Yet in every walk of life, says my mother, there were a few survivors in the shape of stolid, adamantine misogynists.
Continuing my journey homewards, I traversed Upper Street, Islington, and the Holloway Road to Highgate Hill, which I ascended at a sharp run. At the summit I met another newspaper boy carrying a bundle of Globes, one of which I purchased, after a hard-driven bargain, for two shillings and a stud from the shirt-front of my evening dress, which was beginning to show signs of ennui. I leaned against the wall of the Highgate Literary and Scientific Institute, to read it. The news was catastrophic. Commander Wells of the Fire Brigade had, it stated, visited Kensington Gardens with two manuals, one steam engine, and a mile of hose, in order to play upon the Crinoline and its occupants. Presuming on the immunity of persons bearing his name during the Martian invasion, the gallant Commander had approached too near and was in a moment reduced to salvage.
Pondering on this news, I made for Parliament Hill, by way of West Hill and Milfield Lane. On the top I paused to survey London at my feet, and, to get the fullest benefit of the invigorating breeze, removed my hat. But the instant I did so, I was aware of a sharp pain on my scalp and the aroma of singed hair. Lifting my hand to the wounded place, I discovered that I had been shaved perfectly clean, as with a Heat Razor. The truth rushed upon me: I had come within the range of the Mash-Glance, and had been saved from total dissolution only by intervening masonry protecting my face and body.
To leave the Hill was the work of an instant. I passed through John Street to Hampstead Road, along Belsize Avenue and Buckland Crescent to Belsize Road, and so to Canterbury Road and Kilburn Lane. Here I met a fourth newspaper boy loaded with copies of the St. James’ Gazette. He offered me one for seven-and-sixpence, or two for half a sovereign, but it seemed to me I had read enough.

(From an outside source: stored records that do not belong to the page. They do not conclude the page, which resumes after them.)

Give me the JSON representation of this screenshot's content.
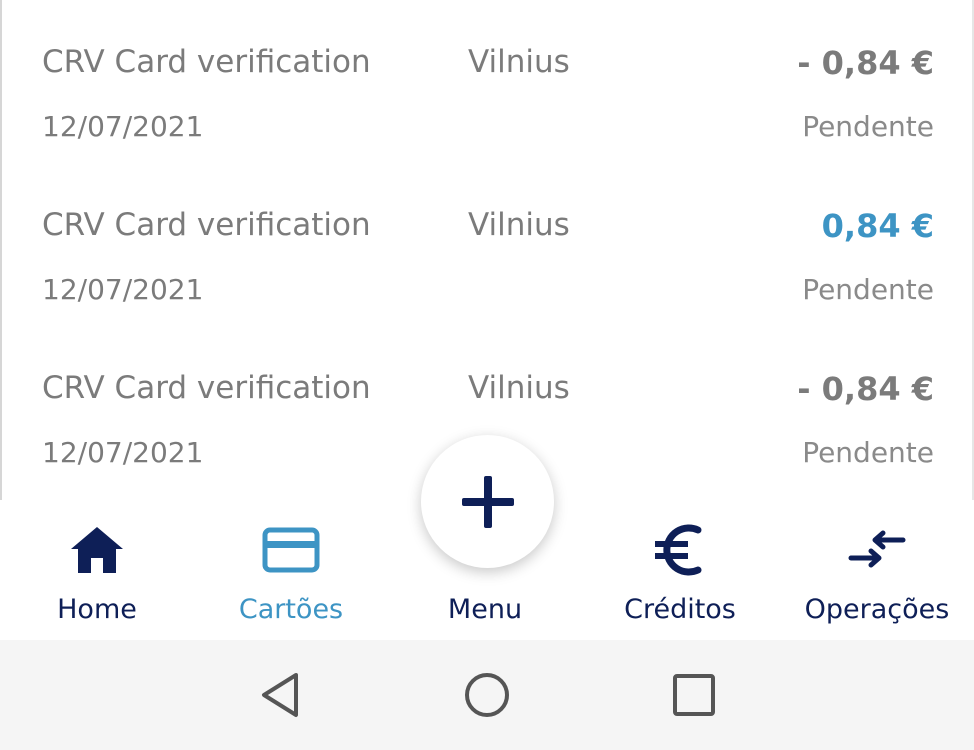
{
  "transactions": [
    {
      "description": "CRV Card verification",
      "city": "Vilnius",
      "amount": "- 0,84 €",
      "amount_kind": "debit",
      "date": "12/07/2021",
      "status": "Pendente"
    },
    {
      "description": "CRV Card verification",
      "city": "Vilnius",
      "amount": "0,84 €",
      "amount_kind": "credit",
      "date": "12/07/2021",
      "status": "Pendente"
    },
    {
      "description": "CRV Card verification",
      "city": "Vilnius",
      "amount": "- 0,84 €",
      "amount_kind": "debit",
      "date": "12/07/2021",
      "status": "Pendente"
    }
  ],
  "nav": {
    "items": [
      {
        "label": "Home",
        "icon": "home-icon"
      },
      {
        "label": "Cartões",
        "icon": "card-icon",
        "active": true
      },
      {
        "label": "Menu",
        "icon": "plus-icon"
      },
      {
        "label": "Créditos",
        "icon": "euro-icon"
      },
      {
        "label": "Operações",
        "icon": "transfer-arrows-icon"
      }
    ]
  },
  "system_nav": {
    "icons": [
      "back-triangle-icon",
      "home-circle-icon",
      "recents-square-icon"
    ]
  },
  "colors": {
    "navy": "#0e1f57",
    "accent_blue": "#3d94c4",
    "text_gray": "#7b7b7b"
  }
}
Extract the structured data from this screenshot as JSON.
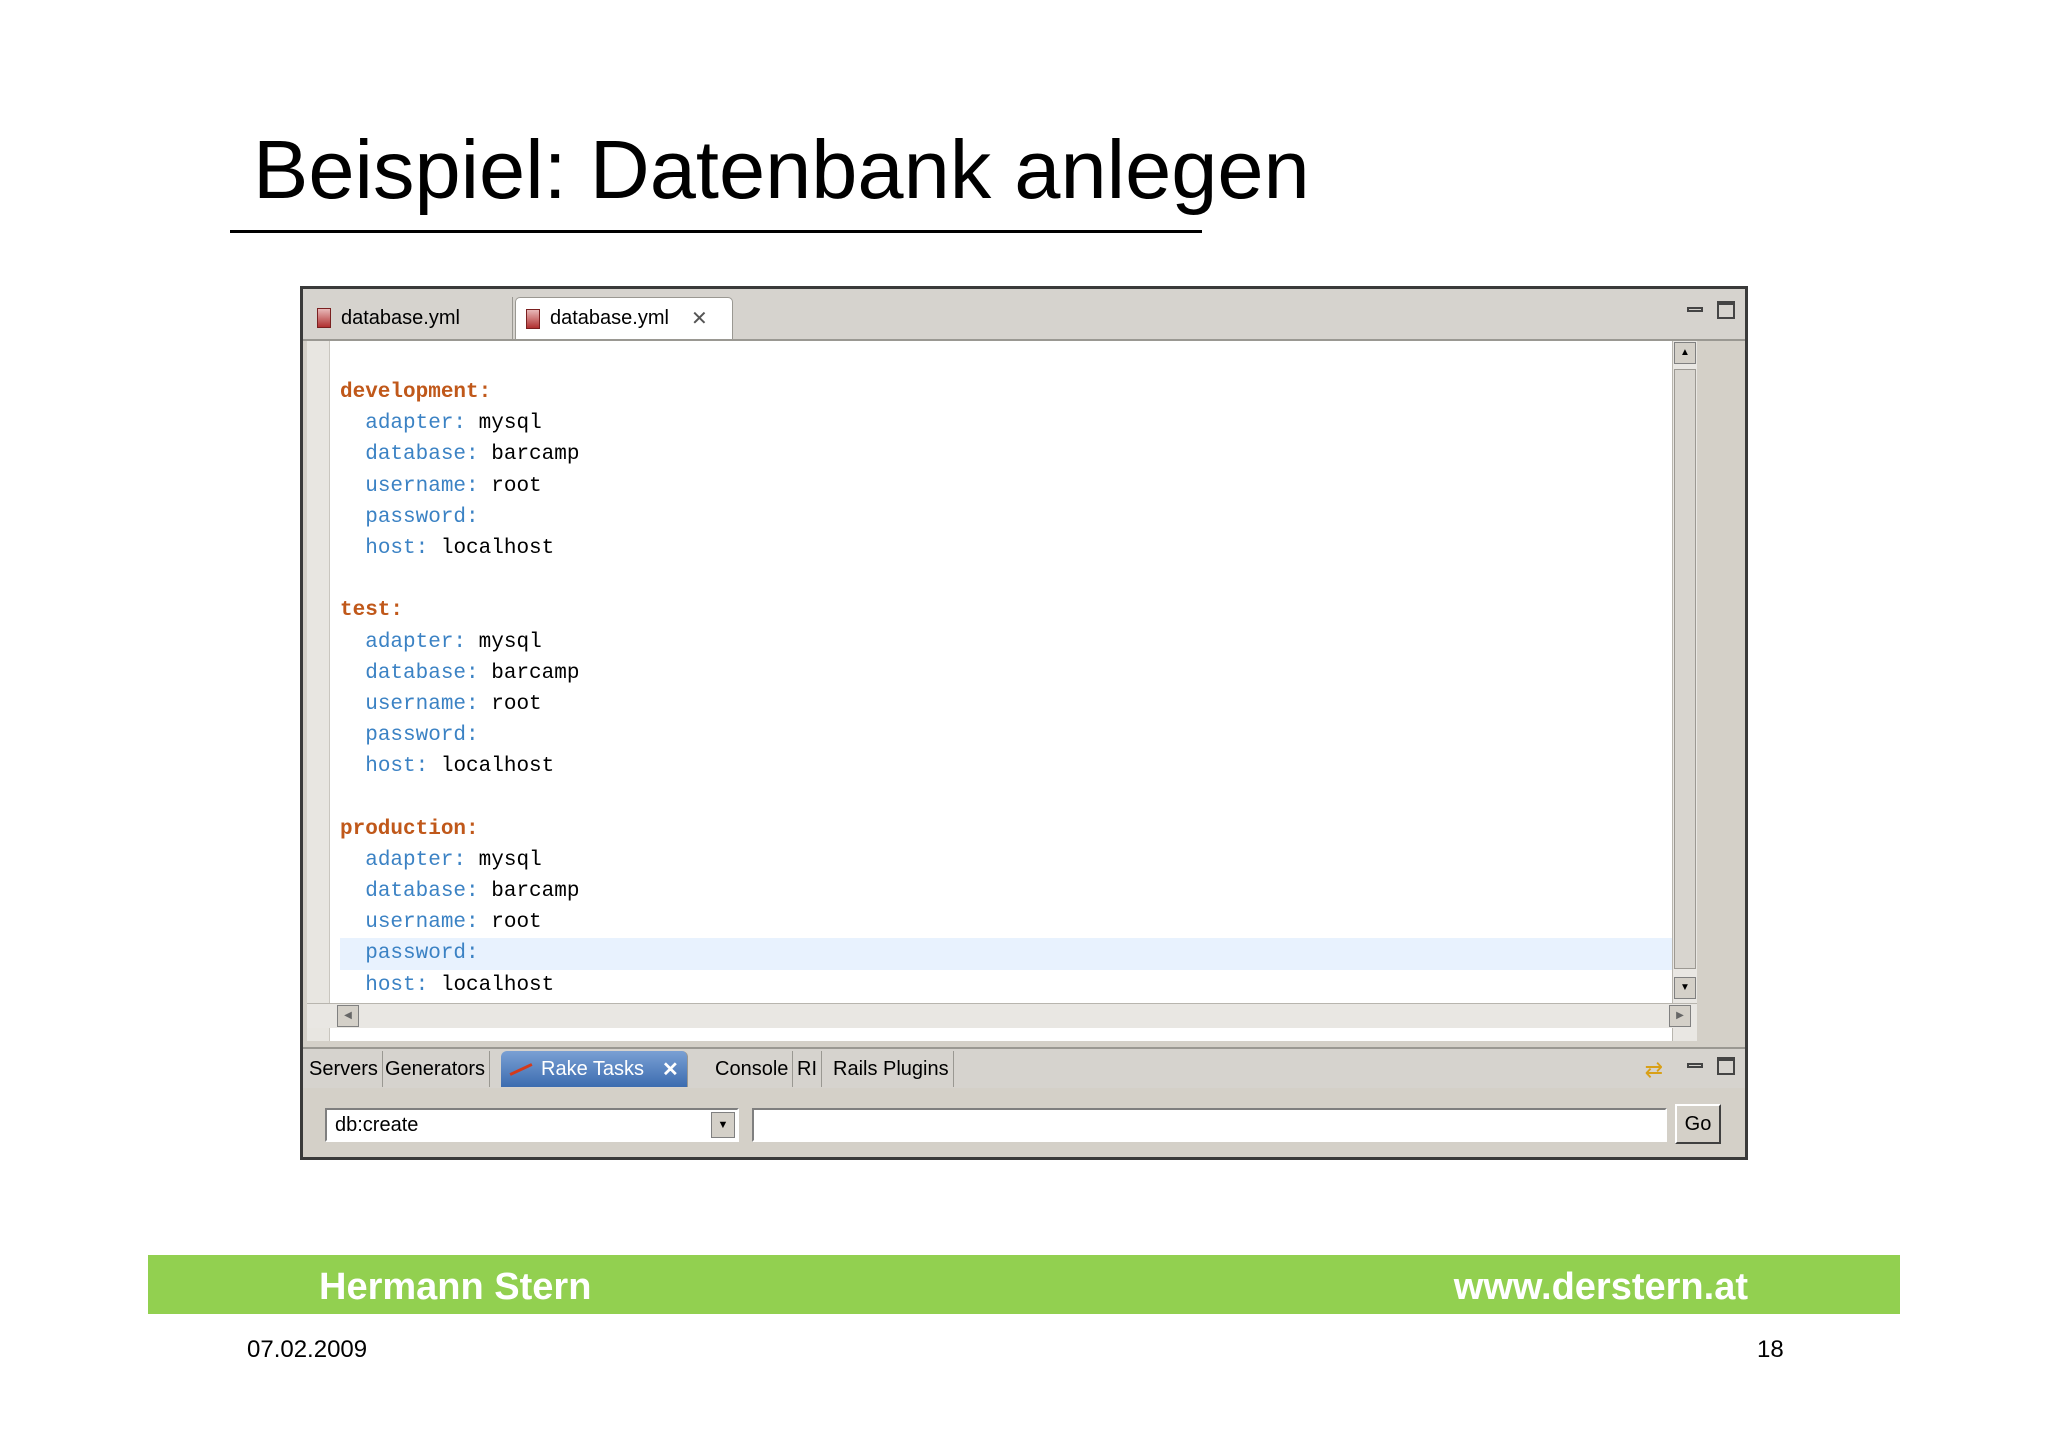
{
  "slide": {
    "title": "Beispiel: Datenbank anlegen",
    "footer_author": "Hermann Stern",
    "footer_url": "www.derstern.at",
    "date": "07.02.2009",
    "page_number": "18"
  },
  "editor": {
    "tabs": [
      {
        "label": "database.yml",
        "active": false
      },
      {
        "label": "database.yml",
        "active": true
      }
    ],
    "close_glyph": "✕",
    "lines": [
      {
        "kind": "top",
        "key": "development:",
        "value": ""
      },
      {
        "kind": "sub",
        "key": "adapter:",
        "value": "mysql"
      },
      {
        "kind": "sub",
        "key": "database:",
        "value": "barcamp"
      },
      {
        "kind": "sub",
        "key": "username:",
        "value": "root"
      },
      {
        "kind": "sub",
        "key": "password:",
        "value": ""
      },
      {
        "kind": "sub",
        "key": "host:",
        "value": "localhost"
      },
      {
        "kind": "blank",
        "key": "",
        "value": ""
      },
      {
        "kind": "top",
        "key": "test:",
        "value": ""
      },
      {
        "kind": "sub",
        "key": "adapter:",
        "value": "mysql"
      },
      {
        "kind": "sub",
        "key": "database:",
        "value": "barcamp"
      },
      {
        "kind": "sub",
        "key": "username:",
        "value": "root"
      },
      {
        "kind": "sub",
        "key": "password:",
        "value": ""
      },
      {
        "kind": "sub",
        "key": "host:",
        "value": "localhost"
      },
      {
        "kind": "blank",
        "key": "",
        "value": ""
      },
      {
        "kind": "top",
        "key": "production:",
        "value": ""
      },
      {
        "kind": "sub",
        "key": "adapter:",
        "value": "mysql"
      },
      {
        "kind": "sub",
        "key": "database:",
        "value": "barcamp"
      },
      {
        "kind": "sub",
        "key": "username:",
        "value": "root"
      },
      {
        "kind": "sub",
        "key": "password:",
        "value": "",
        "highlighted": true
      },
      {
        "kind": "sub",
        "key": "host:",
        "value": "localhost"
      }
    ]
  },
  "views": {
    "tabs": [
      {
        "label": "Servers",
        "active": false
      },
      {
        "label": "Generators",
        "active": false
      },
      {
        "label": "Rake Tasks",
        "active": true
      },
      {
        "label": "Console",
        "active": false
      },
      {
        "label": "RI",
        "active": false
      },
      {
        "label": "Rails Plugins",
        "active": false
      }
    ],
    "task_select_value": "db:create",
    "task_args_value": "",
    "go_label": "Go"
  },
  "colors": {
    "top_key": "#c0581a",
    "sub_key": "#3b82c4",
    "footer_bar": "#92d050",
    "active_view_tab": "#3c6cb0",
    "line_highlight": "#e8f2fe"
  },
  "icons": [
    "yml-file-icon",
    "close-icon",
    "minimize-icon",
    "maximize-icon",
    "scroll-up-arrow-icon",
    "scroll-down-arrow-icon",
    "scroll-left-arrow-icon",
    "scroll-right-arrow-icon",
    "rake-icon",
    "sync-icon",
    "dropdown-arrow-icon"
  ]
}
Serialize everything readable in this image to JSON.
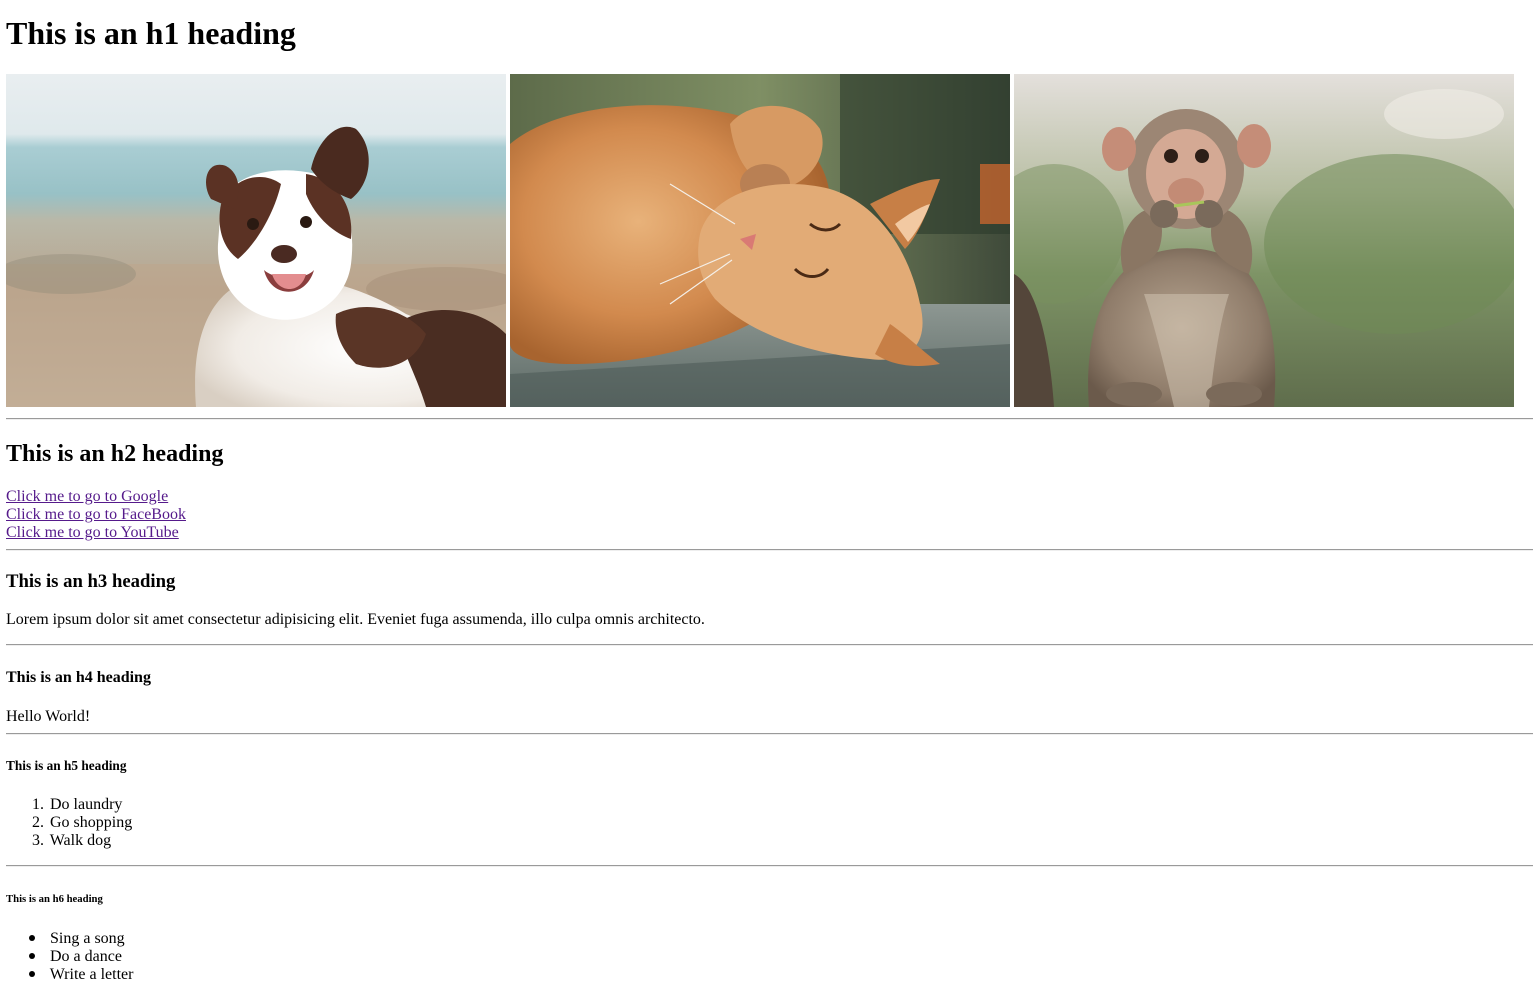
{
  "headings": {
    "h1": "This is an h1 heading",
    "h2": "This is an h2 heading",
    "h3": "This is an h3 heading",
    "h4": "This is an h4 heading",
    "h5": "This is an h5 heading",
    "h6": "This is an h6 heading"
  },
  "images": [
    {
      "subject": "dog"
    },
    {
      "subject": "cat"
    },
    {
      "subject": "monkey"
    }
  ],
  "links": [
    "Click me to go to Google",
    "Click me to go to FaceBook",
    "Click me to go to YouTube"
  ],
  "paragraph": "Lorem ipsum dolor sit amet consectetur adipisicing elit. Eveniet fuga assumenda, illo culpa omnis architecto.",
  "greeting": "Hello World!",
  "ordered_list": [
    {
      "marker": "1.",
      "text": "Do laundry"
    },
    {
      "marker": "2.",
      "text": "Go shopping"
    },
    {
      "marker": "3.",
      "text": "Walk dog"
    }
  ],
  "unordered_list": [
    "Sing a song",
    "Do a dance",
    "Write a letter"
  ],
  "colors": {
    "link_visited": "#551a8b",
    "rule": "#9a9a9a",
    "text": "#000000",
    "background": "#ffffff"
  }
}
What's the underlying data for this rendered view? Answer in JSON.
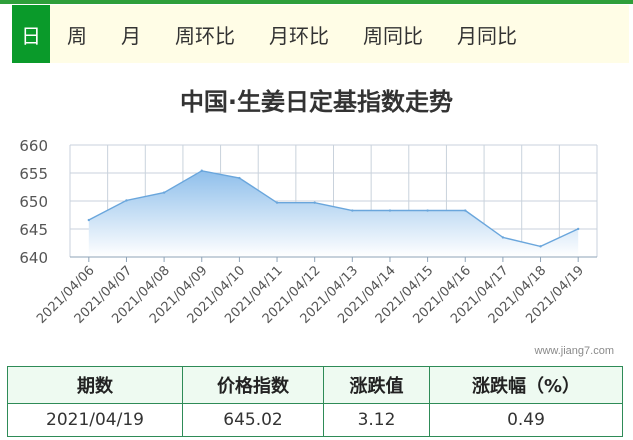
{
  "tabs": [
    {
      "label": "日",
      "active": true
    },
    {
      "label": "周",
      "active": false
    },
    {
      "label": "月",
      "active": false
    },
    {
      "label": "周环比",
      "active": false
    },
    {
      "label": "月环比",
      "active": false
    },
    {
      "label": "周同比",
      "active": false
    },
    {
      "label": "月同比",
      "active": false
    }
  ],
  "watermark": "www.jiang7.com",
  "colors": {
    "accent": "#0a9a2a",
    "line": "#6aa6dc",
    "fill_top": "#8fbfeb",
    "fill_bottom": "#ffffff"
  },
  "chart_data": {
    "type": "area",
    "title": "中国·生姜日定基指数走势",
    "xlabel": "",
    "ylabel": "",
    "ylim": [
      640,
      660
    ],
    "yticks": [
      640,
      645,
      650,
      655,
      660
    ],
    "grid": true,
    "categories": [
      "2021/04/06",
      "2021/04/07",
      "2021/04/08",
      "2021/04/09",
      "2021/04/10",
      "2021/04/11",
      "2021/04/12",
      "2021/04/13",
      "2021/04/14",
      "2021/04/15",
      "2021/04/16",
      "2021/04/17",
      "2021/04/18",
      "2021/04/19"
    ],
    "series": [
      {
        "values": [
          646.6,
          650.1,
          651.5,
          655.4,
          654.1,
          649.7,
          649.7,
          648.3,
          648.3,
          648.3,
          648.3,
          643.5,
          641.9,
          645.02
        ]
      }
    ]
  },
  "table": {
    "headers": [
      "期数",
      "价格指数",
      "涨跌值",
      "涨跌幅（%）"
    ],
    "row": [
      "2021/04/19",
      "645.02",
      "3.12",
      "0.49"
    ]
  }
}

Turning into Ladbroke Grove Road I quickly reached Notting Hill, and stealthily entered my house in Campden Hill Gardens ten minutes later.
London under the Wenuses.
THE DEATH OF THE EXAMINER.
My first act on entering my house, in order to guard against any sudden irruption on the part of my wife, was to bolt the door and put on the chain. My next was to visit the pantry, the cellar, and the larder, but they were all void of food and drink. My wife must have been there first. As I had drunk nothing since I burgled the Kennington chemist’s, I was very thirsty, though my mind was still hydrostatic. I cannot account for it on scientific principles, but I felt very angry with my wife. Suddenly I was struck by a happy thought, and hurrying upstairs I found a bottle of methylated spirits on my wife’s